• Your assignment: Retype the data exactly, leaving nothing out.

Items listed in a dataset:

================================

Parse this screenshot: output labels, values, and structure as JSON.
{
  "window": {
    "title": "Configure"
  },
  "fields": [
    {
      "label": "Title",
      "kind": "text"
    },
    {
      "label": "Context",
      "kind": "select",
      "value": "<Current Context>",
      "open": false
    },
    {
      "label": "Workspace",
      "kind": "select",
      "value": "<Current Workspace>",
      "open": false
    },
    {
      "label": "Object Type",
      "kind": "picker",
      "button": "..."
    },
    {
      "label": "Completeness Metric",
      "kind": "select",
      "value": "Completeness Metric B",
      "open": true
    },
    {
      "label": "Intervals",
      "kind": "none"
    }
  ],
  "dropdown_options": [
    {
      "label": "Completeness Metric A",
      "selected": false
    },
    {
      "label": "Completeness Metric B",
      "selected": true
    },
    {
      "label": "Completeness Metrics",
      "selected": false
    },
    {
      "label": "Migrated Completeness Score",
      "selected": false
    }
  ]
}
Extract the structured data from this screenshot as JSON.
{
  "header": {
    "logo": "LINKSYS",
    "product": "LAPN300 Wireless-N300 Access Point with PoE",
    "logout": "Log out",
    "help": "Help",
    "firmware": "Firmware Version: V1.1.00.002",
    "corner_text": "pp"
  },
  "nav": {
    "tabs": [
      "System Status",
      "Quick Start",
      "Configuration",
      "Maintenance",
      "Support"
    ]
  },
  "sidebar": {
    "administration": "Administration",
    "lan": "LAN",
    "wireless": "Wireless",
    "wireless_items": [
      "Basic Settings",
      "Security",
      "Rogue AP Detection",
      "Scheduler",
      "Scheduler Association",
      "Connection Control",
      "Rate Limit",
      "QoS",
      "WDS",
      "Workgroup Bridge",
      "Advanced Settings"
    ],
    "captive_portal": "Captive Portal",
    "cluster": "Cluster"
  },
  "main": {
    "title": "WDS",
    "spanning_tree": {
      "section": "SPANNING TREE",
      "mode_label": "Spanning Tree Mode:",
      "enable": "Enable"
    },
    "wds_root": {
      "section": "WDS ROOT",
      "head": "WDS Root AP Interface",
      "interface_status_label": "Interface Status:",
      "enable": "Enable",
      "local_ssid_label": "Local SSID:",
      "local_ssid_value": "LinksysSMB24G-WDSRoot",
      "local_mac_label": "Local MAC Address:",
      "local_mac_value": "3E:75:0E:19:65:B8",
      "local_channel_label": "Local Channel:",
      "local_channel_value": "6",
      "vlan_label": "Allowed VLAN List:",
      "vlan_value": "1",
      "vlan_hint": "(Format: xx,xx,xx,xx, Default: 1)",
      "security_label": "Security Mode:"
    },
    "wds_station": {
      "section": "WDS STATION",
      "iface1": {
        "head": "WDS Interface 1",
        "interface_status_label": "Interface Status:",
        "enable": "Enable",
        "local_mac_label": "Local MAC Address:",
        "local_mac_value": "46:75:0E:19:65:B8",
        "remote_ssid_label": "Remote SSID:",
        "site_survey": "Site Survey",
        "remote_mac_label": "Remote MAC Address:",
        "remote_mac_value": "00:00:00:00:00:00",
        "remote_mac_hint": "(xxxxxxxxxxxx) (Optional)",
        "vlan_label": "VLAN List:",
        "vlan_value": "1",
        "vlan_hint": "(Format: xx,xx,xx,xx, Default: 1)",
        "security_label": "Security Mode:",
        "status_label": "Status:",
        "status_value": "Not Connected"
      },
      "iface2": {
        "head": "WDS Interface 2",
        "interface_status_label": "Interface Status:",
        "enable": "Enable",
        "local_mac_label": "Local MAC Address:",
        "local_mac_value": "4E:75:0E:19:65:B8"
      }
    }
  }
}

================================

• Your response:
Parse this screenshot: output labels, values, and structure as JSON.
{
  "window": {
    "title": "Configure"
  },
  "fields": [
    {
      "label": "Title",
      "kind": "text"
    },
    {
      "label": "Context",
      "kind": "select",
      "value": "<Current Context>",
      "open": false
    },
    {
      "label": "Workspace",
      "kind": "select",
      "value": "<Current Workspace>",
      "open": false
    },
    {
      "label": "Object Type",
      "kind": "picker",
      "button": "..."
    },
    {
      "label": "Completeness Metric",
      "kind": "select",
      "value": "Completeness Metric B",
      "open": true
    },
    {
      "label": "Intervals",
      "kind": "none"
    }
  ],
  "dropdown_options": [
    {
      "label": "Completeness Metric A",
      "selected": false
    },
    {
      "label": "Completeness Metric B",
      "selected": true
    },
    {
      "label": "Completeness Metrics",
      "selected": false
    },
    {
      "label": "Migrated Completeness Score",
      "selected": false
    }
  ]
}
Extract the structured data from this screenshot as JSON.
{
  "header": {
    "logo": "LINKSYS",
    "product": "LAPN300 Wireless-N300 Access Point with PoE",
    "logout": "Log out",
    "help": "Help",
    "firmware": "Firmware Version: V1.1.00.002",
    "corner_text": "pp"
  },
  "nav": {
    "tabs": [
      "System Status",
      "Quick Start",
      "Configuration",
      "Maintenance",
      "Support"
    ]
  },
  "sidebar": {
    "administration": "Administration",
    "lan": "LAN",
    "wireless": "Wireless",
    "wireless_items": [
      "Basic Settings",
      "Security",
      "Rogue AP Detection",
      "Scheduler",
      "Scheduler Association",
      "Connection Control",
      "Rate Limit",
      "QoS",
      "WDS",
      "Workgroup Bridge",
      "Advanced Settings"
    ],
    "captive_portal": "Captive Portal",
    "cluster": "Cluster"
  },
  "main": {
    "title": "WDS",
    "spanning_tree": {
      "section": "SPANNING TREE",
      "mode_label": "Spanning Tree Mode:",
      "enable": "Enable"
    },
    "wds_root": {
      "section": "WDS ROOT",
      "head": "WDS Root AP Interface",
      "interface_status_label": "Interface Status:",
      "enable": "Enable",
      "local_ssid_label": "Local SSID:",
      "local_ssid_value": "LinksysSMB24G-WDSRoot",
      "local_mac_label": "Local MAC Address:",
      "local_mac_value": "3E:75:0E:19:65:B8",
      "local_channel_label": "Local Channel:",
      "local_channel_value": "6",
      "vlan_label": "Allowed VLAN List:",
      "vlan_value": "1",
      "vlan_hint": "(Format: xx,xx,xx,xx, Default: 1)",
      "security_label": "Security Mode:"
    },
    "wds_station": {
      "section": "WDS STATION",
      "iface1": {
        "head": "WDS Interface 1",
        "interface_status_label": "Interface Status:",
        "enable": "Enable",
        "local_mac_label": "Local MAC Address:",
        "local_mac_value": "46:75:0E:19:65:B8",
        "remote_ssid_label": "Remote SSID:",
        "site_survey": "Site Survey",
        "remote_mac_label": "Remote MAC Address:",
        "remote_mac_value": "00:00:00:00:00:00",
        "remote_mac_hint": "(xxxxxxxxxxxx) (Optional)",
        "vlan_label": "VLAN List:",
        "vlan_value": "1",
        "vlan_hint": "(Format: xx,xx,xx,xx, Default: 1)",
        "security_label": "Security Mode:",
        "status_label": "Status:",
        "status_value": "Not Connected"
      },
      "iface2": {
        "head": "WDS Interface 2",
        "interface_status_label": "Interface Status:",
        "enable": "Enable",
        "local_mac_label": "Local MAC Address:",
        "local_mac_value": "4E:75:0E:19:65:B8"
      }
    }
  }
}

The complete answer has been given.